I'm a pretty rapid worker, but a square inch of even a simple design took upward of an hour and a more complex one about two hours.  Particularly since I was designing on blank canvas with just the aid of my plan to the side or a little drawing. And then you couldn't stitch for longer than that, because of the strain on your entire body from the focus on the work.  It was lovely, though, and very meditative.

But paintings are, to get back to our sheep, or nos moutons, very similar in demand.  And then when you make small ones, you suddenly get all these fancy ideas about experimenting...

Hence the scratching on the spiderweb piece, using a boxcutter blade



and the gold touches, probably hard to see in photographs on the others



Crown of Thorns plant, sporting a new crop of flowers
and the scratching on the Boston fern, to show light piercing through it out of doors.  


These are about postcard size, as usual I didn't measure. But I have a ways to go before I get pleased with my painting.  Drawing comes much more naturally to me.  This is because I'm interested in shapes and relationships much more than color, and painting uses color to express shapes and relationships rather than using line.  So I need to remember how to do this!

And how to crop using my tablet.  Sometimes I do better than others. I'm using somewhat low end tools, which I guess fit my low end budget and inclinations.
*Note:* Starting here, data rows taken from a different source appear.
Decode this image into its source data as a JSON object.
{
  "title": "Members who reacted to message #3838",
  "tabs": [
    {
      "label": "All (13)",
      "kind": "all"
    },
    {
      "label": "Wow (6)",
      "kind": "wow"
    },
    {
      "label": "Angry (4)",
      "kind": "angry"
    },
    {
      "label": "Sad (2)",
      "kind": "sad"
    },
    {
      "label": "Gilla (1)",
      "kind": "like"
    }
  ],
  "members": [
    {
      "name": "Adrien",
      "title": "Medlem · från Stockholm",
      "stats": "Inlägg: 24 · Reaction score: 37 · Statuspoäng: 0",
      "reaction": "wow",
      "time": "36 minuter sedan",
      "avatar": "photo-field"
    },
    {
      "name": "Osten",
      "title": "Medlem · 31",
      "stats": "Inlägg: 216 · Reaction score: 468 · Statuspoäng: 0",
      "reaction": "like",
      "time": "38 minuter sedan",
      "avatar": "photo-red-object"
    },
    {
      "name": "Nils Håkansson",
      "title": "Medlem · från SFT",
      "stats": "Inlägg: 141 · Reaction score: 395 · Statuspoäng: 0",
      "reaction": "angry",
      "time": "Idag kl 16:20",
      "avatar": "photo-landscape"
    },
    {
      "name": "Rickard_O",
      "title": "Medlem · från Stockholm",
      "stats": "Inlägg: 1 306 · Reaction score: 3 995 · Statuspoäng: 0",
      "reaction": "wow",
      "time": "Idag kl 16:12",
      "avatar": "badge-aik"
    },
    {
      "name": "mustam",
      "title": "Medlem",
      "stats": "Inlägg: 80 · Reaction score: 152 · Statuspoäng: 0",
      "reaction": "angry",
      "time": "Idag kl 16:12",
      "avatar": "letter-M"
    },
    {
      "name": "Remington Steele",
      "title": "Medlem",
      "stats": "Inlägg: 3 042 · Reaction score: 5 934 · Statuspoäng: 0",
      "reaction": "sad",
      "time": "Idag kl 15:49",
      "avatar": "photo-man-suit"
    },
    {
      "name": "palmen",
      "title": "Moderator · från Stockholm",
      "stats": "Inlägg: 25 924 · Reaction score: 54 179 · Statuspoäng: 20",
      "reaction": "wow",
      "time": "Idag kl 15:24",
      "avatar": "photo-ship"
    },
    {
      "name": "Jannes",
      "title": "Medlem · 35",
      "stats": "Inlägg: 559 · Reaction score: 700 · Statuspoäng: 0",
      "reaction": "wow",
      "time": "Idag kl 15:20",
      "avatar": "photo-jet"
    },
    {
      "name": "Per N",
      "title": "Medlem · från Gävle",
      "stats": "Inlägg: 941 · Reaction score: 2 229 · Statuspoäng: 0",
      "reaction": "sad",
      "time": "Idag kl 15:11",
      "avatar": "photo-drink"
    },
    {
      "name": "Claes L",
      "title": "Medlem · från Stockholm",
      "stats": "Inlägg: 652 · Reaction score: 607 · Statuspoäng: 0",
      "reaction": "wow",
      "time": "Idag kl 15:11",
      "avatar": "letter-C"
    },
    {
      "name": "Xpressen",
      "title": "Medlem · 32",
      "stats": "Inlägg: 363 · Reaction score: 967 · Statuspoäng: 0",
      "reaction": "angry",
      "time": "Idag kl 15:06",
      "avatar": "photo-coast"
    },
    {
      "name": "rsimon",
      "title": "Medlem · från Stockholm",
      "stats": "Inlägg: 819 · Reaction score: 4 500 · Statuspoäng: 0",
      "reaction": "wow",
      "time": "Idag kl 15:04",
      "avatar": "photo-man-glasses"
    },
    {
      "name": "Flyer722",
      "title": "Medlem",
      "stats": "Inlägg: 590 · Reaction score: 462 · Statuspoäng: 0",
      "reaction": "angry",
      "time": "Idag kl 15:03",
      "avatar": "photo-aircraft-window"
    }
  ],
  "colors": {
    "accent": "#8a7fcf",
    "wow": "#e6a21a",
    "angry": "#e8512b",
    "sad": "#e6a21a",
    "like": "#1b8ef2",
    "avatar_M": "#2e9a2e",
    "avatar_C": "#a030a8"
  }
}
2 comments:

Asha Francis said...

These are very lovely! Thank you for the general education in how much work goes into producing one these beauties. I am in awe of all that you are able to do given the reduced palette and your admitted long break from painting. I find the crown of thorns one particularly enchanting! :) I also love the one with the fern.

As a side note, I think most technology exists for the sole purpose of causing varying amounts of frustration.

Minimiss said...

Loving these.